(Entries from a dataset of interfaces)
Content starts

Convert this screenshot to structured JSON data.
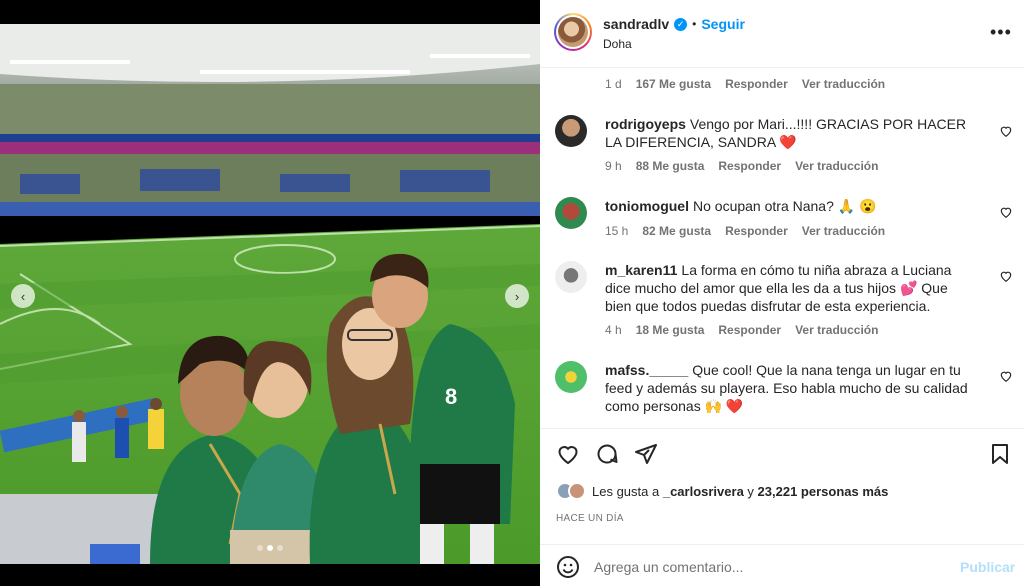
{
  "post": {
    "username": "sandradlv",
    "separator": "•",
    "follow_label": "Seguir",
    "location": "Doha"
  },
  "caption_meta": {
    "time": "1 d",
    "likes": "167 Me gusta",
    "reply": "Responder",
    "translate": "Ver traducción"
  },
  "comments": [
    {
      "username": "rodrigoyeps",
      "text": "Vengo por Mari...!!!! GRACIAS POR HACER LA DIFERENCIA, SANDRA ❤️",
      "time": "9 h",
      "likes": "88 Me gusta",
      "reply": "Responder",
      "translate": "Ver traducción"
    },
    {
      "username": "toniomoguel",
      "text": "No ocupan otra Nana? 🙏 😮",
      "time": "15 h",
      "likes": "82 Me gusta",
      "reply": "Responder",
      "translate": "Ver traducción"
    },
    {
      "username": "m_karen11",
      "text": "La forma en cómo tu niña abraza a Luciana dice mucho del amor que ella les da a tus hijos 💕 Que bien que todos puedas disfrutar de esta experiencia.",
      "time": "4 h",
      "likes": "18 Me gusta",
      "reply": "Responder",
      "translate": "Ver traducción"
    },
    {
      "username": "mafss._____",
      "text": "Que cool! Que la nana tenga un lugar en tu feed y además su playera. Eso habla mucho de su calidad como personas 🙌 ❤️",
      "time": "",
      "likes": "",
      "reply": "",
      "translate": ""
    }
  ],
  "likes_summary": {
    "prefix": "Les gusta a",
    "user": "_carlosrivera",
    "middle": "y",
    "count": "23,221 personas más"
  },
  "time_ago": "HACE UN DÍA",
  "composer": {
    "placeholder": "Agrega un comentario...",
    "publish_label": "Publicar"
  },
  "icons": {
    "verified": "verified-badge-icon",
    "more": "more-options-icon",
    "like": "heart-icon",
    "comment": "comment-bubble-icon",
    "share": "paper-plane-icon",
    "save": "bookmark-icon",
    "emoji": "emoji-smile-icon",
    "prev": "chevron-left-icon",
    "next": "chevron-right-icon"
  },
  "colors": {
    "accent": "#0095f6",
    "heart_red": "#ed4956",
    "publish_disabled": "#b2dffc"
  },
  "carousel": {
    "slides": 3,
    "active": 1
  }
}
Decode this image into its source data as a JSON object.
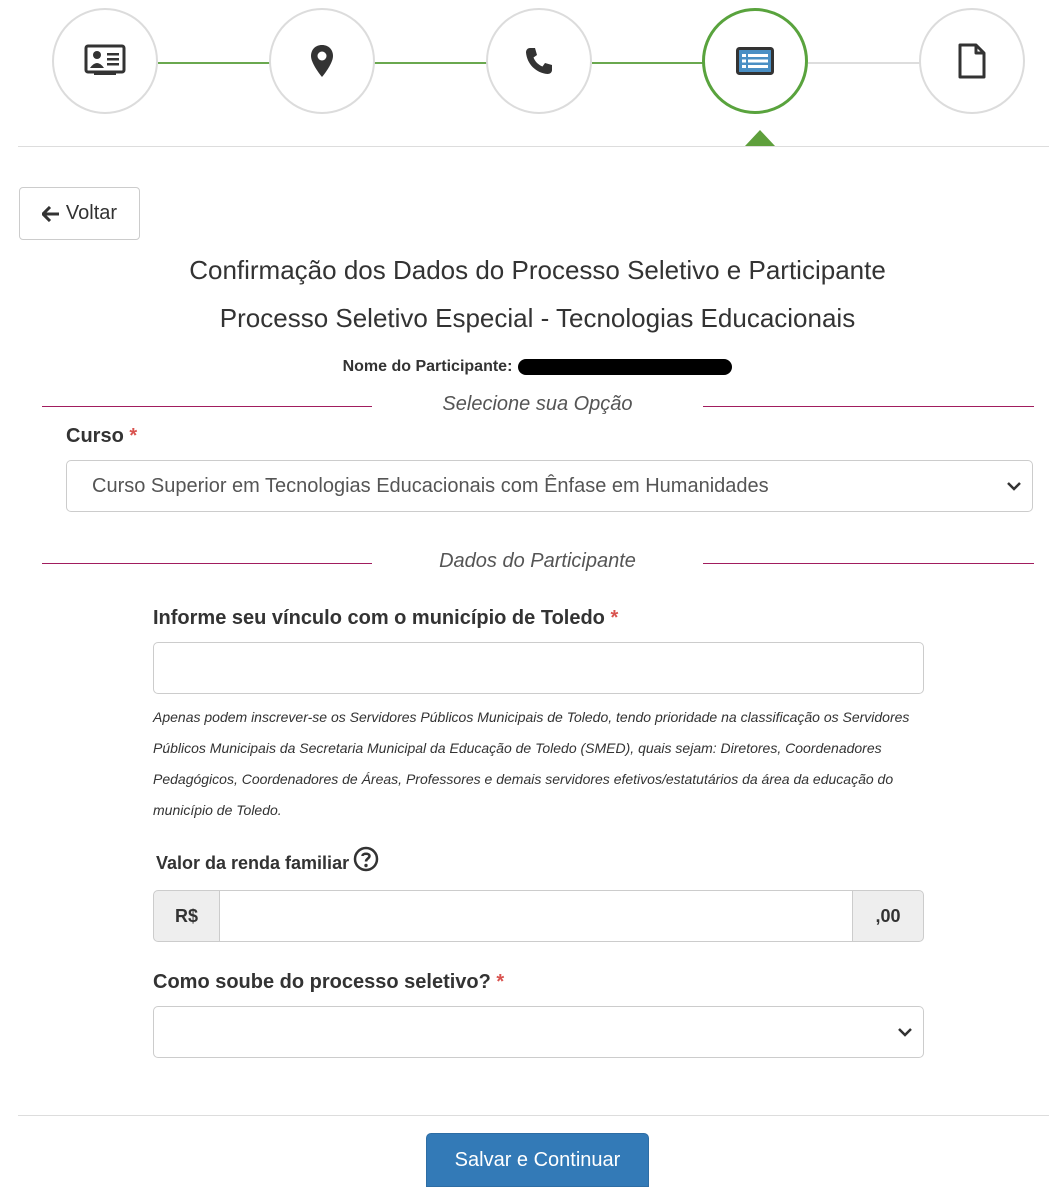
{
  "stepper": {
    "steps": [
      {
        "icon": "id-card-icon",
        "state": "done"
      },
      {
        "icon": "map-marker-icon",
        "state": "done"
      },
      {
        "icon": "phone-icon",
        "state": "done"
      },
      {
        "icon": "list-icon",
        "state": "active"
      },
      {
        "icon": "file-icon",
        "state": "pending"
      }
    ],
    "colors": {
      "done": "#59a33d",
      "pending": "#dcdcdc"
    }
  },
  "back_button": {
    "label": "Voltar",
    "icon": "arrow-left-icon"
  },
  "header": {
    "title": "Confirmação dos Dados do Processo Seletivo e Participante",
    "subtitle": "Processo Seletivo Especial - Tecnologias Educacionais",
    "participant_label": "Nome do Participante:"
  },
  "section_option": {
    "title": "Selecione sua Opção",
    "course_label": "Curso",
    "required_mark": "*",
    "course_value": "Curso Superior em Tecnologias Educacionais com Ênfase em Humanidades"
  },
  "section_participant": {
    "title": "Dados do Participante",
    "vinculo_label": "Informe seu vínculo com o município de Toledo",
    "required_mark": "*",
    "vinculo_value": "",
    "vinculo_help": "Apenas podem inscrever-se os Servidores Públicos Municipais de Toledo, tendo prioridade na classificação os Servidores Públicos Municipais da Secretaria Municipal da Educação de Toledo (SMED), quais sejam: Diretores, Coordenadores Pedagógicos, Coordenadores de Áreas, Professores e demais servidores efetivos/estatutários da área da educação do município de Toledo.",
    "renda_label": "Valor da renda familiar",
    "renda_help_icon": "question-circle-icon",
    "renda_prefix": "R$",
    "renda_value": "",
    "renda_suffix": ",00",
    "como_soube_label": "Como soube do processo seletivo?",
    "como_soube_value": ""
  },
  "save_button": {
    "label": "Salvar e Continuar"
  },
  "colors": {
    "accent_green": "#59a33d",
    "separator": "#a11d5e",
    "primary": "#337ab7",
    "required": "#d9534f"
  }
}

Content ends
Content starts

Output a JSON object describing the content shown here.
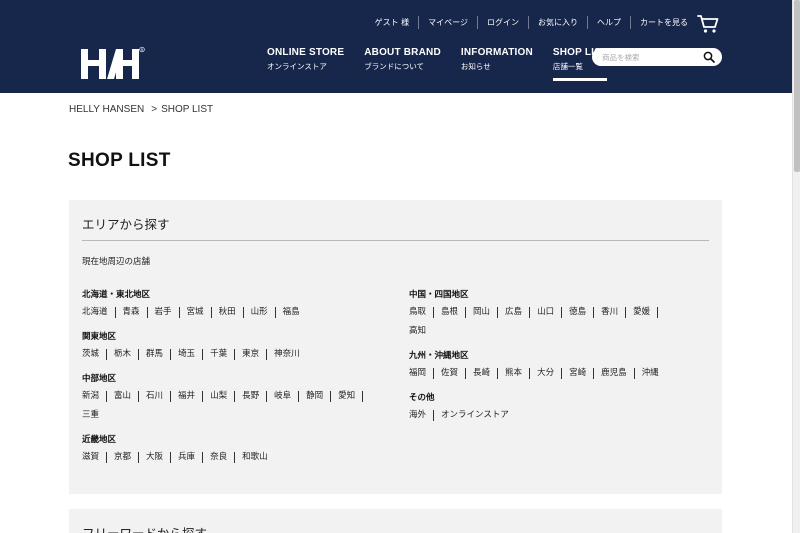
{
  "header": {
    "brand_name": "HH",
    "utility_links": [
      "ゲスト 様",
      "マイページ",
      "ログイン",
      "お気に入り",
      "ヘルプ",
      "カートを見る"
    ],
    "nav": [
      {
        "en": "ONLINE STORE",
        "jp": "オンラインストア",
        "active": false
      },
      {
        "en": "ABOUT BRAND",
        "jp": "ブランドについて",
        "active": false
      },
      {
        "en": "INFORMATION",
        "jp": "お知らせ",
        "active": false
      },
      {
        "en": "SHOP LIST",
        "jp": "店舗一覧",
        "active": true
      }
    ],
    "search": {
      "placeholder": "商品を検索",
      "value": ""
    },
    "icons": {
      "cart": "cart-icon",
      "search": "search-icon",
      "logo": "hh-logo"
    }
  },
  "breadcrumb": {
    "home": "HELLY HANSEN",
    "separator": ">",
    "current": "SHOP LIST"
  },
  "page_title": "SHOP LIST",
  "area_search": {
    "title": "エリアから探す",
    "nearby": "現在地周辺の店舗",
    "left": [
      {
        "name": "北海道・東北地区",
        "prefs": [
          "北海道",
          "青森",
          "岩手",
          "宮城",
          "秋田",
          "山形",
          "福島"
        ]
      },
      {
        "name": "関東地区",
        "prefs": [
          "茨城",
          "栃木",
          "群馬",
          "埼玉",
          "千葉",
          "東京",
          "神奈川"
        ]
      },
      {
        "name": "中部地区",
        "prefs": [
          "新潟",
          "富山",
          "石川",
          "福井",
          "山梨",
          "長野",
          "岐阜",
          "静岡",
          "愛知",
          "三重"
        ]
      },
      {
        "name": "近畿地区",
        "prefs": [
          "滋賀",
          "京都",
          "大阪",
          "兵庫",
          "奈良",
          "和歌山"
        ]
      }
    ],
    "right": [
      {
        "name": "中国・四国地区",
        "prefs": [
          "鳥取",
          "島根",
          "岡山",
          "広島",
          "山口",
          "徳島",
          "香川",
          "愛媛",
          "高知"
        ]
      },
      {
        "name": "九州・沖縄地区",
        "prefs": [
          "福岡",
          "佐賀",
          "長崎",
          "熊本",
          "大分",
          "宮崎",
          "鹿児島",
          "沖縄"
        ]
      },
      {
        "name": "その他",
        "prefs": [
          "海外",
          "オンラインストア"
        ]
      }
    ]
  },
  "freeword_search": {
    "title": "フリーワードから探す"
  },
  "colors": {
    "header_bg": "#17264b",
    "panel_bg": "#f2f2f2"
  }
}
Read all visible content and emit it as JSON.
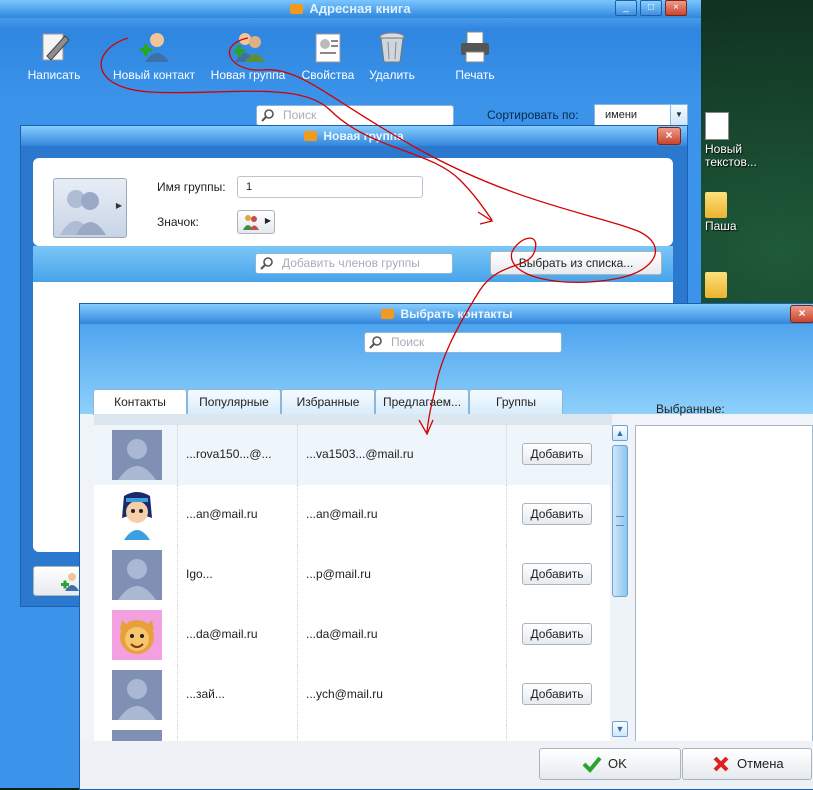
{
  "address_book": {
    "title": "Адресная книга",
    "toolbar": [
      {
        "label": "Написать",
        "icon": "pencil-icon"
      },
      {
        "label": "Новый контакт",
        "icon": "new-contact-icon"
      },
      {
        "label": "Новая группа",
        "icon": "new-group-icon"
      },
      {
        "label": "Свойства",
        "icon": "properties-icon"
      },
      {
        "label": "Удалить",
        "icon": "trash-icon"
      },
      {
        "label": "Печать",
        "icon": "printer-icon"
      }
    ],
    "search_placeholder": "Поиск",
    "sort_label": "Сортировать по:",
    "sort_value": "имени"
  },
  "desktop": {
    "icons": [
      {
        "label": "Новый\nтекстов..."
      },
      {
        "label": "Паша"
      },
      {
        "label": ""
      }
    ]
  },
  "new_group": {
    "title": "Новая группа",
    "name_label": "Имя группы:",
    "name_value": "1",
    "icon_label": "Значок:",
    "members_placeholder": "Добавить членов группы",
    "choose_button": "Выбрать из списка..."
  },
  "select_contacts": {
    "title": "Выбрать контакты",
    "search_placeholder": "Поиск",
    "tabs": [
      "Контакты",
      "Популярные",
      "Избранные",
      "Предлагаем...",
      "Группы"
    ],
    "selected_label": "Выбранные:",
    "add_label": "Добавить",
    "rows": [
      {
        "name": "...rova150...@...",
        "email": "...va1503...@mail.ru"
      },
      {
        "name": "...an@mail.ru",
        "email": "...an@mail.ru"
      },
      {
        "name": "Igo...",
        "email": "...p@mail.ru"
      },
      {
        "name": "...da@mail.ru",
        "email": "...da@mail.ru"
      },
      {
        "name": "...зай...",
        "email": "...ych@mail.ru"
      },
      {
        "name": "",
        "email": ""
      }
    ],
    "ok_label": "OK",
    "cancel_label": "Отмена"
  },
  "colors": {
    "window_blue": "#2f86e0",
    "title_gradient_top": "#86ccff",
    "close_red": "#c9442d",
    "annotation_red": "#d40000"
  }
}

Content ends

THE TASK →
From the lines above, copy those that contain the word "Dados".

ANSWER SPACE →
    "title": "Confirmação dos Dados do Processo Seletivo e Participante",
    "title": "Dados do Participante",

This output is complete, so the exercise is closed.